It’s that time of year when the birds are getting restless. Migration is stirring in their bones — hollow bones evolved for long-distance flight. We expect thousands of Vaux’s swifts to roost in the old Agate Hall chimney for a week or so on their way south. Watch for the Audubon Society’s Friday night vigils Sept. 20 and 27 when that happens.
The equinox on Sept. 22 comes as the change in day length is at its greatest. After equinox the rate of change decelerates until the change is barely noticeable during the season of longest nights.
Like birds, seeds are dispersing. The ones with tiny, barbed hairs may be the most noticeable.

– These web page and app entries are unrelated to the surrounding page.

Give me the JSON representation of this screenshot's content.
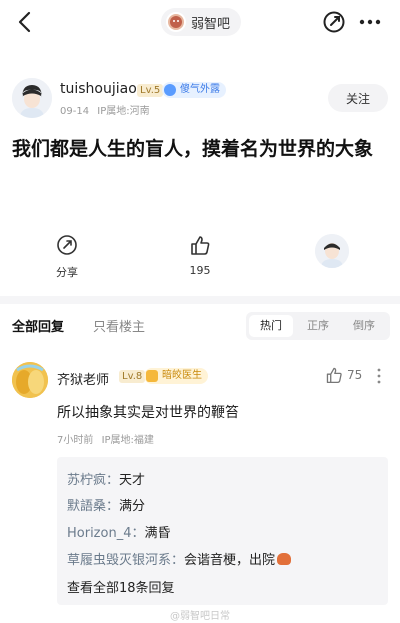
{
  "nav": {
    "forum_name": "弱智吧",
    "back_icon": "chevron-left-icon",
    "share_icon": "share-icon",
    "more_icon": "more-horizontal-icon"
  },
  "post": {
    "author": "tuishoujiao",
    "level": "Lv.5",
    "badge": "傻气外露",
    "date": "09-14",
    "ip": "IP属地:河南",
    "follow_label": "关注",
    "title": "我们都是人生的盲人，摸着名为世界的大象",
    "share_label": "分享",
    "like_count": "195"
  },
  "filters": {
    "all_label": "全部回复",
    "op_only_label": "只看楼主",
    "sort_hot": "热门",
    "sort_asc": "正序",
    "sort_desc": "倒序"
  },
  "comment": {
    "author": "齐狱老师",
    "level": "Lv.8",
    "badge": "暗皎医生",
    "likes": "75",
    "text": "所以抽象其实是对世界的鞭笞",
    "time": "7小时前",
    "ip": "IP属地:福建",
    "replies": [
      {
        "who": "苏柠疯：",
        "text": "天才"
      },
      {
        "who": "默語桑：",
        "text": "满分"
      },
      {
        "who": "Horizon_4：",
        "text": "满昏"
      },
      {
        "who": "草履虫毁灭银河系：",
        "text": "会谐音梗，出院"
      }
    ],
    "view_all": "查看全部18条回复"
  },
  "watermark": "@弱智吧日常",
  "colors": {
    "accent_blue": "#3c7be8",
    "level_gold": "#a07a2a",
    "badge_orange": "#c98a0c"
  }
}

They bind tightly to socks and twist up tough knots in long-haired dogs. These are known as hitchhikers. Other seeds use temptation for dispersal, being buried in a fleshy coating that attracts birds like robins and cedar waxwings. The birds swallow the fruits and then deposit the seeds far and wide.

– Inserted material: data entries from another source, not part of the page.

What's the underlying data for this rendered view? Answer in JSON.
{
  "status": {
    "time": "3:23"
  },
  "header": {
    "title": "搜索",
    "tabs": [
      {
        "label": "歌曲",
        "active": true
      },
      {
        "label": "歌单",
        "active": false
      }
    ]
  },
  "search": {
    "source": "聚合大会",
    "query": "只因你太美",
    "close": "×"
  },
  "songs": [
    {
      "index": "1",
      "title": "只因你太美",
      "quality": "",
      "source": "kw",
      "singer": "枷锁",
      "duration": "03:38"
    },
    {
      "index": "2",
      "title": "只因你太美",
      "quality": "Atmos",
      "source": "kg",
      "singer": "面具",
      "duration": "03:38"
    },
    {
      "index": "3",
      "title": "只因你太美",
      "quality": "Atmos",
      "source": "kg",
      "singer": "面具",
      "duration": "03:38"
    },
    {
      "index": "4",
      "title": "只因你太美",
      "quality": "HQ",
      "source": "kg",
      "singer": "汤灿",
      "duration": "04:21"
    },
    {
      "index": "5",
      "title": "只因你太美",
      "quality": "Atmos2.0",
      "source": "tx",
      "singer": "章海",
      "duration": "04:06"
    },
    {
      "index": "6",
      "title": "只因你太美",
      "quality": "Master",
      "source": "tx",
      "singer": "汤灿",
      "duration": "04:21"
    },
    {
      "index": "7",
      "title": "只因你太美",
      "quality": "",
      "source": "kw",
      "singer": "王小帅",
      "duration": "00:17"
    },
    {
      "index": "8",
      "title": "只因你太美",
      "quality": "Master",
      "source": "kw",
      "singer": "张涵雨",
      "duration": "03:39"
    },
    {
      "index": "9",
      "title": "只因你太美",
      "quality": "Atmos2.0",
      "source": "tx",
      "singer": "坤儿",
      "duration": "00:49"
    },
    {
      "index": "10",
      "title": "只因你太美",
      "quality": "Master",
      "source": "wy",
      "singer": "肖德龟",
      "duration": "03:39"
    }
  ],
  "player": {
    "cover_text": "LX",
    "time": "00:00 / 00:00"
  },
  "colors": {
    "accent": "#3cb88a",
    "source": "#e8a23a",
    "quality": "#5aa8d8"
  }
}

In 2009 there was a massive production of California black oak acorns but not Oregon white oak. This year there’s a bumper crop of both. Known as masting, an overproduction squirrel and jays can’t keep up with, more are buried than are likely to be used. Popular lore maintains that squirrels forget where some were buried and those germinate to produce seedlings. The truth is they don’t have a bad memory; seedlings abound when hawks thin the squirrel population. All the acorns buried by thinnings are free to grow.